ACID BASE TITRATION OBJECTIVES 1. To demonstrate the basic laboratory technique of titration 2. To learn to calculate molarity based on titrations INTRODUCTION Molarity (M) or molar concentration is a common unit for expressing the concentration of solutions. It is defined as the number of moles of solute per liter of solution (or millimoles of solute per milliliter of solution). The concentration of a basic solution can be determined by titrating it with a volume of a standard acid solution (of known concentration) required to neutralize it. The purpose of the titration is the detection of the equivalence point, the point at which chemically equivalent amounts of the reactants have been mixed. The amount of reactants that have been mixed at the equivalence point depends on the stoichiometry of the reaction. In the neutralization reaction of HCl and NaOH, the equivalence point occurs when one mole of HCl reacts with one mole of NaOH. However, in the reaction of H3PO4 and NaOH, the equivalence point occurs when one mole of H3PO4 reacts with 3 moles of NaOH. HCl + NaOH -----> NaCl + H2O H3PO4 + NaOH -----> Na3PO4 + 3 H2O (1) (2)
For example, the titration of 16.00 mL of 0.184 M HCl requires 25.00 mL of a NaOH solution. To find the molarity (molar concentration) of the NaOH solution: 0.01600 L HCl x 0.184 moles HCl = 0.00294 moles HCl 1 L solution (3)
0.00294 mol HCl x 1 mole NaOH = 0.00294 moles NaOH 1 mole HCl 0.00294 moles NaOH = 0.118 M NaOH 0.02500 L NaOH (5)
To determine when neutralization occurs, an indicator such as phenolphthalein can be used.

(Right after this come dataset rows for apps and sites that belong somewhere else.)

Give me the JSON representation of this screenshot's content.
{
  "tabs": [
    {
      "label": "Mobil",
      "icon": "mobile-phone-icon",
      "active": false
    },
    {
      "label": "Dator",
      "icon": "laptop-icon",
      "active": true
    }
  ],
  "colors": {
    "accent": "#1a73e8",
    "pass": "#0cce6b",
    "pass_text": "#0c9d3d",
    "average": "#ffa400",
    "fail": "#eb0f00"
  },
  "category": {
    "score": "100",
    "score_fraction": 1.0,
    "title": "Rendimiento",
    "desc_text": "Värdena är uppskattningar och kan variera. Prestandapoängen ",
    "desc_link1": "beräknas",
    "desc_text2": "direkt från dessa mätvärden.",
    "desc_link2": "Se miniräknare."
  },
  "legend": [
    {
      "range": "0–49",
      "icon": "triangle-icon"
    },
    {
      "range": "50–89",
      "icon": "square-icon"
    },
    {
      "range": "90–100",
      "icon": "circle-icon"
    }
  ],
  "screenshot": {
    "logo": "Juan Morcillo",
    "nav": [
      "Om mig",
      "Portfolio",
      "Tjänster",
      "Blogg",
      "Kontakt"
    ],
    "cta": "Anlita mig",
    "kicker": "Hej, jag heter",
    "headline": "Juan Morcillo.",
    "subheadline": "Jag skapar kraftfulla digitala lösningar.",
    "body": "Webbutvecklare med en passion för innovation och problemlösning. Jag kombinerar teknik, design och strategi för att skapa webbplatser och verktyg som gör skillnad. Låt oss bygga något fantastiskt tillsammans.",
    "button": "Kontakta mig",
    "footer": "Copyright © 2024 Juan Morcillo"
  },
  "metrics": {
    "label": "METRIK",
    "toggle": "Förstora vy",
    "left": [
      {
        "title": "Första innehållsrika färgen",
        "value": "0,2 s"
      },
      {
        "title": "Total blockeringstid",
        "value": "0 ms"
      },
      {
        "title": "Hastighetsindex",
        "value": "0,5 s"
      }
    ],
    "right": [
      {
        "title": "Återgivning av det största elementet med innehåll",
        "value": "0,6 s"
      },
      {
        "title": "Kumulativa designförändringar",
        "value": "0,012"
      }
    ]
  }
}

An indicator is a substance which undergoes a distinct color change at or near the equivalence point. The point at which the indicator changes color and the titration is stopped is called the endpoint. Ideally, the endpoint should coincide with the equivalence point. Phenolphthalein is colorless in acidic solution and reddish violet in basic solution.
PROCEDURE In this experiment, you will...